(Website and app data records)
============================================================

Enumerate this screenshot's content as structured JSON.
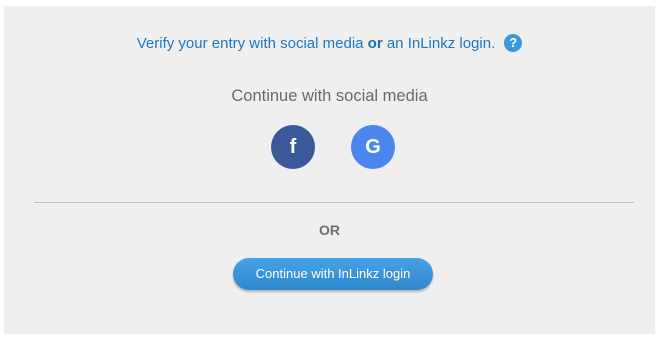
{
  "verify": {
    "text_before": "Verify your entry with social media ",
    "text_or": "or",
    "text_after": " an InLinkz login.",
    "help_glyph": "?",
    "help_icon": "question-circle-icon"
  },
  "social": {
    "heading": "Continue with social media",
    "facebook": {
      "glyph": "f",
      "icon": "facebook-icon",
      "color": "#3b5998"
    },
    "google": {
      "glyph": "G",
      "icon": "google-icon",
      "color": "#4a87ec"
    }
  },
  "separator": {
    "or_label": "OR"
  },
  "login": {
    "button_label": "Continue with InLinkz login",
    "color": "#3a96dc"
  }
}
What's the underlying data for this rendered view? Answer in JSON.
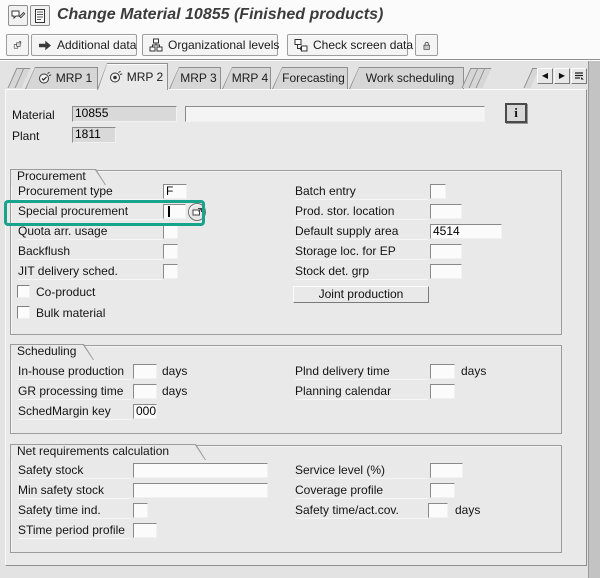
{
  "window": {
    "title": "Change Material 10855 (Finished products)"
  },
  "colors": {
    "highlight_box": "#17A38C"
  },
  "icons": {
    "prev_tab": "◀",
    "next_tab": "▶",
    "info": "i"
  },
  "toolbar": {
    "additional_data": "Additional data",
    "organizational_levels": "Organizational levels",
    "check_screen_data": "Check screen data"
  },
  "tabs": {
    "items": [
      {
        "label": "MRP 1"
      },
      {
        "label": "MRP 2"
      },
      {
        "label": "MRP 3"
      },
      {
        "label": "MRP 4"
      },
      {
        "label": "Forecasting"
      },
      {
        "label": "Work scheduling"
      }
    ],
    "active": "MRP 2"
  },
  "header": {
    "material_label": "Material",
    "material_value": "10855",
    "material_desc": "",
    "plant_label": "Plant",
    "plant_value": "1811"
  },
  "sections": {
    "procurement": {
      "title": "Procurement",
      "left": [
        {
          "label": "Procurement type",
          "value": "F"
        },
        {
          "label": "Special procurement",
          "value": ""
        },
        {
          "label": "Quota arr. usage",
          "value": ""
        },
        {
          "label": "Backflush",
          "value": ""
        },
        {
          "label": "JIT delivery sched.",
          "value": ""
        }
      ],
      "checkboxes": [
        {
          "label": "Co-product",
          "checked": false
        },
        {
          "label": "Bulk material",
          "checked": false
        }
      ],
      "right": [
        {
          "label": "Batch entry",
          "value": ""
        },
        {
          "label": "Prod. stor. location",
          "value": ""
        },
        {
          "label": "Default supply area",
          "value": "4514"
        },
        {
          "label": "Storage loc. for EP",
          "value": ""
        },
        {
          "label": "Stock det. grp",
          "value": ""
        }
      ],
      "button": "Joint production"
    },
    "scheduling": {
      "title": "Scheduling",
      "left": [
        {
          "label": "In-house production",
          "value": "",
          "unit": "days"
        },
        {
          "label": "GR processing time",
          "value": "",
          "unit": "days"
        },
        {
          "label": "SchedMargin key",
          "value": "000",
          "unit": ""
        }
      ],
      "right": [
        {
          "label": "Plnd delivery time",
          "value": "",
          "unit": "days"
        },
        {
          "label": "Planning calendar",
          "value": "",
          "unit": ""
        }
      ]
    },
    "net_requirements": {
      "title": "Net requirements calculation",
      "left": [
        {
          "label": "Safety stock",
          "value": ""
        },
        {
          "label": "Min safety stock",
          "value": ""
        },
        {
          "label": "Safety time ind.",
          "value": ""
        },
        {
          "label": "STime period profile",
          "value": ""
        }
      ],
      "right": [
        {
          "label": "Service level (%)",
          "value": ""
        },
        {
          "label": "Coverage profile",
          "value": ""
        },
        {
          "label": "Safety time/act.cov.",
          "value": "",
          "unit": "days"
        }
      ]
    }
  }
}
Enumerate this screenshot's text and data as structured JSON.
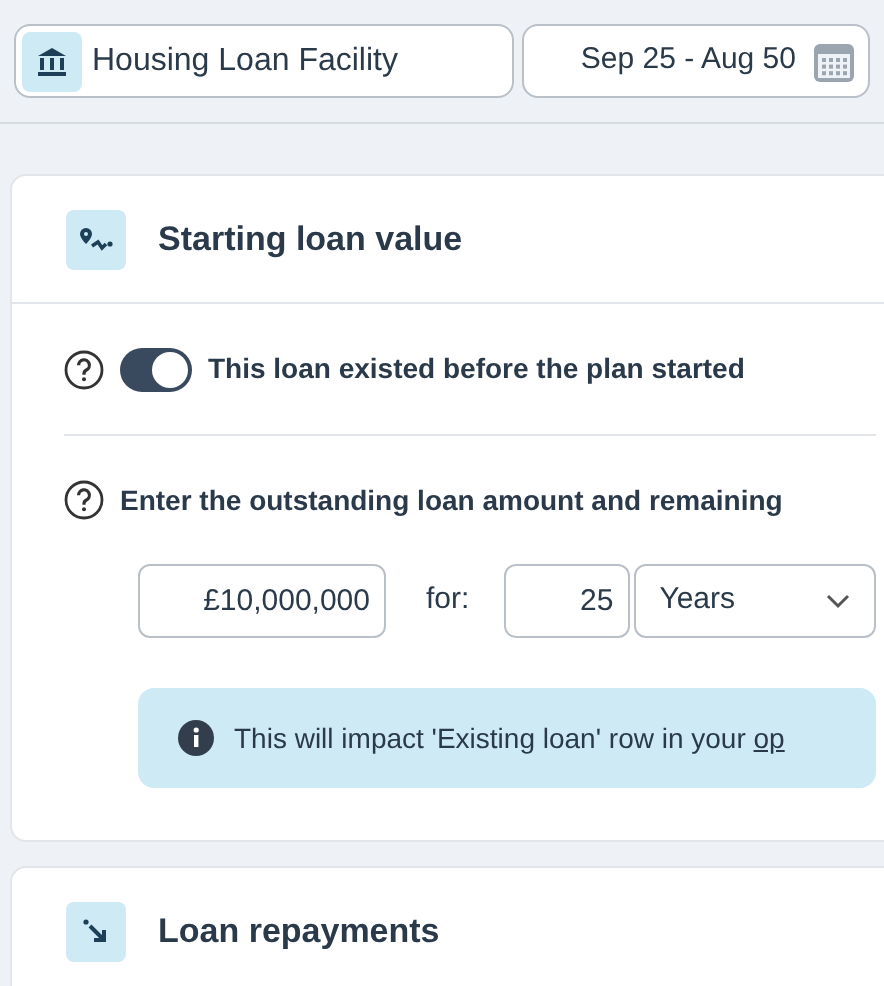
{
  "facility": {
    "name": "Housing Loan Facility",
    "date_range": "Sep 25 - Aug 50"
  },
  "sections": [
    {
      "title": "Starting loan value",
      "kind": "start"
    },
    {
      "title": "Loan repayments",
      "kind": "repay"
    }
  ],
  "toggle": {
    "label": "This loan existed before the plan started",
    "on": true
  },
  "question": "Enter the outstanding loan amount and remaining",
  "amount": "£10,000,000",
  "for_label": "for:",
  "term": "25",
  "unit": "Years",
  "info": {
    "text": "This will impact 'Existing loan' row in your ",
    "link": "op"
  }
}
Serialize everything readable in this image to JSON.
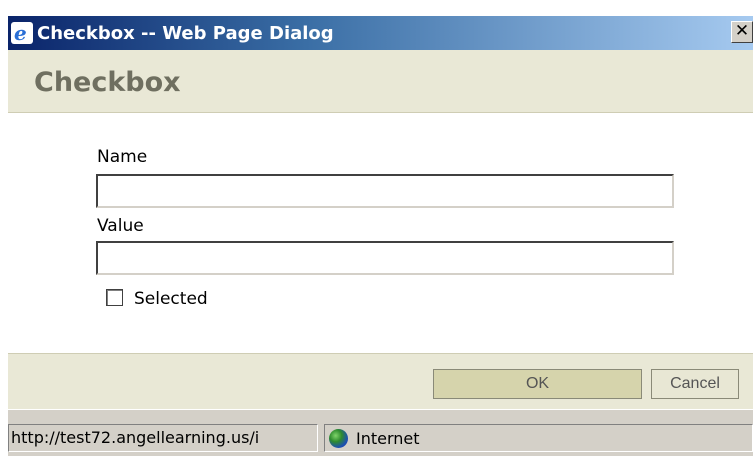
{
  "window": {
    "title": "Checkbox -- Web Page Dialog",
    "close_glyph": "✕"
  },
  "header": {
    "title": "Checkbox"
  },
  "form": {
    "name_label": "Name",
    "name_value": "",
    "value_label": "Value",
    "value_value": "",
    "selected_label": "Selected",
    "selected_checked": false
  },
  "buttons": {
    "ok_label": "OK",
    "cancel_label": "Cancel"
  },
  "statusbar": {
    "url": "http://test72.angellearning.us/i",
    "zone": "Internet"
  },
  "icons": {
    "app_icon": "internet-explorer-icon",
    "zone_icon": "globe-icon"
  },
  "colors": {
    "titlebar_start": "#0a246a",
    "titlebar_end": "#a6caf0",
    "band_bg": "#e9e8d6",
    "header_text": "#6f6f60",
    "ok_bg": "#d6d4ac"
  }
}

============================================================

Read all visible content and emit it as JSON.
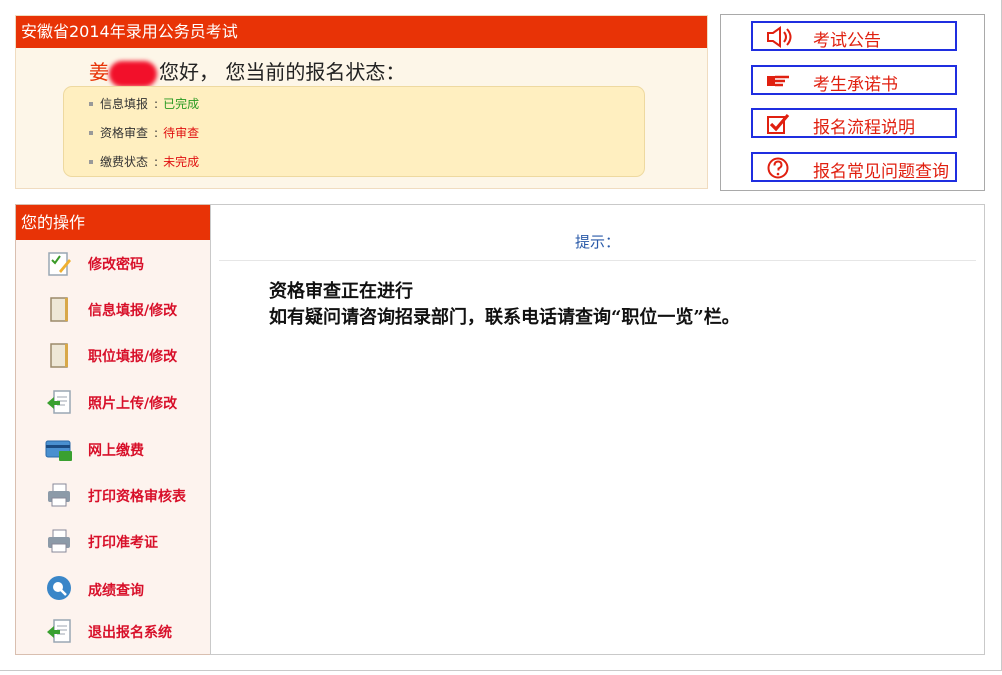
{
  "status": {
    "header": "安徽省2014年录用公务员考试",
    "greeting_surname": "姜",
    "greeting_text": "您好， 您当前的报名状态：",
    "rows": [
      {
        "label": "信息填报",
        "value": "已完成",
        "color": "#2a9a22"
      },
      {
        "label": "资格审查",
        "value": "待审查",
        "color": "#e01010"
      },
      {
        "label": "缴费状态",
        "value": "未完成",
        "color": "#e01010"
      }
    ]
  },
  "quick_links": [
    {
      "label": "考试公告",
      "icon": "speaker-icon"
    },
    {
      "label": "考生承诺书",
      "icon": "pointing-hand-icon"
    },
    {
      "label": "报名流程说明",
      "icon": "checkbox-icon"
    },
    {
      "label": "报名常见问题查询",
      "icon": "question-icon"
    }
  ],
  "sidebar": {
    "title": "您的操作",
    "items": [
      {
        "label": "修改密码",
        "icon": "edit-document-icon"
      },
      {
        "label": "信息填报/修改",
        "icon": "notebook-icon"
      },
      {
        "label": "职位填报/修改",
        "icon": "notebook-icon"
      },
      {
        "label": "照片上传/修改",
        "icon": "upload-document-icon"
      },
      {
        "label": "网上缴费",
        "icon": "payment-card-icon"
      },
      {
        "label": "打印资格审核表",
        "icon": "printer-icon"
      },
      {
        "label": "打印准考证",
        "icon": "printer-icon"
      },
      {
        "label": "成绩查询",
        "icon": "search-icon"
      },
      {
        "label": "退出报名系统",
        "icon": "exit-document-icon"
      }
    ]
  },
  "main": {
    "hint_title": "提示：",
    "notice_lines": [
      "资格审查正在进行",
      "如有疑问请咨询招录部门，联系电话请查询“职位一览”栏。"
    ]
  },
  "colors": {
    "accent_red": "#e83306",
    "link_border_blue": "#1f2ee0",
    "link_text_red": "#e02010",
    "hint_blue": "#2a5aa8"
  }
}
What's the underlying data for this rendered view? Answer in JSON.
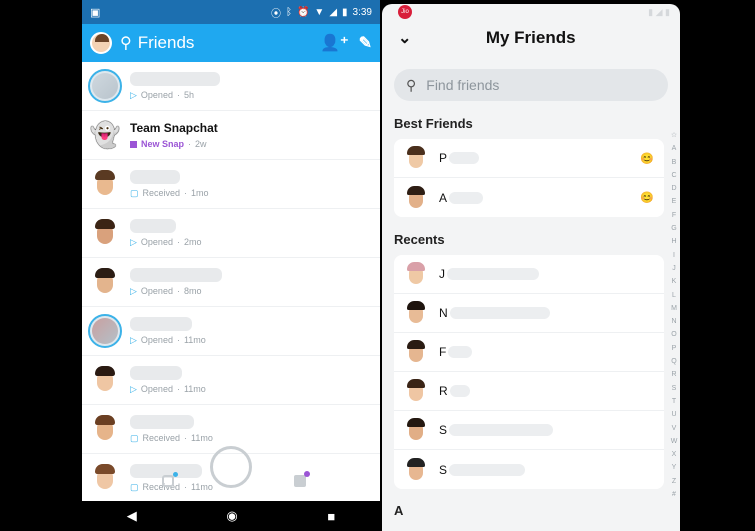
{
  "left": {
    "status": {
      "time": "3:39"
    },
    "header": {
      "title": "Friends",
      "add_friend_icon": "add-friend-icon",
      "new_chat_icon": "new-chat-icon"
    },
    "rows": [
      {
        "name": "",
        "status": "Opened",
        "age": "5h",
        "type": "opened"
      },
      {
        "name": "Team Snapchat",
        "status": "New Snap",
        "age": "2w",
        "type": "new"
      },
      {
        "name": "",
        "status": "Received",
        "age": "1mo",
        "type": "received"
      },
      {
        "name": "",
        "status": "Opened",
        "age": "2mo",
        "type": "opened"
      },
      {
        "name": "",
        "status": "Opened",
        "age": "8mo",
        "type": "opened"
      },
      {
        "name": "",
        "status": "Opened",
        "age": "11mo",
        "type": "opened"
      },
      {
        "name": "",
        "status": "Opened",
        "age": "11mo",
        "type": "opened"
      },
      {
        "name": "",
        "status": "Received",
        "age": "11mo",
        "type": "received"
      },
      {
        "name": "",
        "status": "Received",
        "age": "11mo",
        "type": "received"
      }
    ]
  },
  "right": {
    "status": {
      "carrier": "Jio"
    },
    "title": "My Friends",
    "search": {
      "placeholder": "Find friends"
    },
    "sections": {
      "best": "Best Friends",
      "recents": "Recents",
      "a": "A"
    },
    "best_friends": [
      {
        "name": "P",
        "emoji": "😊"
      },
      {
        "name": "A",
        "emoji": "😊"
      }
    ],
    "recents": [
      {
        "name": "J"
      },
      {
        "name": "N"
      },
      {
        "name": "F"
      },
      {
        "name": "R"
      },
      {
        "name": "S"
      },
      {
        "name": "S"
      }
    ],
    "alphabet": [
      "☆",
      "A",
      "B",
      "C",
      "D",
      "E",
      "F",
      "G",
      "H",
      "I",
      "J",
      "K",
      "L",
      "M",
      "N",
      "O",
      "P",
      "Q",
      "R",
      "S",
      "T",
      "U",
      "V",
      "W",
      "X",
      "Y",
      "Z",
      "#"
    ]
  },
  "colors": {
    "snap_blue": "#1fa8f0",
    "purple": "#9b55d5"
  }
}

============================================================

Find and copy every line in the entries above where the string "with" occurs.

    "text_before": "Verify your entry with social media ",
    "heading": "Continue with social media",
    "button_label": "Continue with InLinkz login",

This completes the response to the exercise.